I know a lady who sells children’s books for a living. She takes a van load of books to schools, sets out the books with their fronts facing forwards so her audience might be tempted by the pictures on the front (oh why do we display so many books with spines forward when the publishers spend so much thought and time and money in designing front covers) and gathers the children around her to show her own enthusiasm for reading. What a role model! Then she selects one book at a time and speaks for reading. She tells the children just enough about the story to whet their appetite and then she stops abruptly on a cliff hanger. The children are so eager to know what happens next, that they are desperate to try that book, but she closes it, leaves it displayed face forward and goes on to speak about the next book she has selected. Teachers can do this. Teachers can even ask the children to name who they think in the class would love that story. In this way, the children could choose who has the first read of it. And children themselves are so good at recommending books to their friends, especially if this is done in a structured setting. In a book ” show and tell” session, the reader can be involved in speaking for reading by telling about a recently read book and saying “And I think that Jay would love this book!” Jay would be so pleased to be chosen and so would already be at the starting line to set off on that book’s adventure.

Be positive in your Speaking for Reading

Some children really struggle to learn to read. Some read, but are so intent on decoding the letters and letter strings that they don’t “hear” the story and so they find comprehension difficult and comprehension exercises too great a challenge. Some children just learn to read with no difficulty. But whatever their level of skill, they need positive comments from the teacher to help them progress to the next level. They need words of gentle encouragement when they start to struggle so, for all of them, be aware of tempering any speaking for reading with lots of praise and enthusiasm. Don’t forget this website is called show me WOW and let your children think that you are feeling the WOW factor when they read.

But sometimes stop Speaking for Reading and be silent!

Have silent reading lessons. This not only offers readers a chance to get lost in the pages, but also encourages them to develop speed reading. Children who only read aloud can become slow readers in adulthood. They hear the words they read in their heads, so read at a speaking pace. This is fine for poetry reading, but too slow for other types of reading.

Use your eyes and expression to settle unsettled silent readers and, if possible, avoid using your voice. Don’t use this silent reading time as a time to chat to other teachers. Be a role model and silent read whilst the children do the same.
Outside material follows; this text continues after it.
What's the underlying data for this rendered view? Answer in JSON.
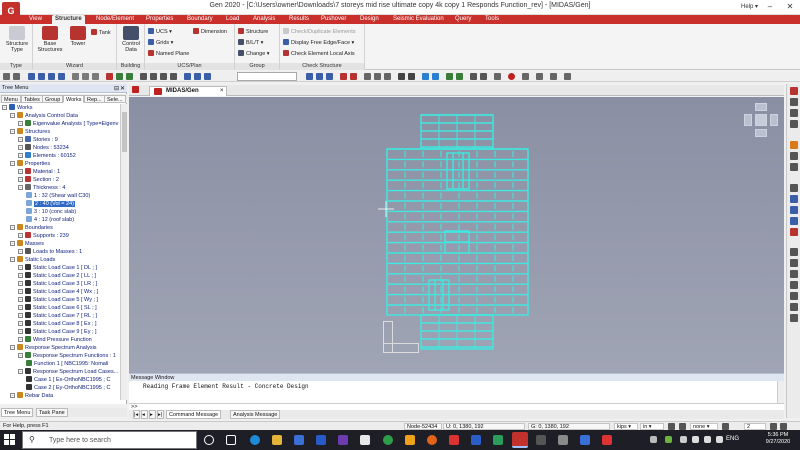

Being a role model is not you being lazy! Being a role model to readers definitely pays dividends, so speak for reading, but know when to be silent too!

And at the end of a silent reading session gently break the silence with

“Finish the sentence or paragraph you are reading and then softly close the pages of your book”

Sounds good doesn’t it? And if children have been doing quality reading, they’ll do all this quite calmly, will patiently wait for others to finish and also they’ll usually look as if they have just woken up. They often feel like having a stretch. Well they may have been up to all sorts of strenuous activities whilst lost in their pages!

Leave a Reply

Your email address will not be published. Required fields are marked *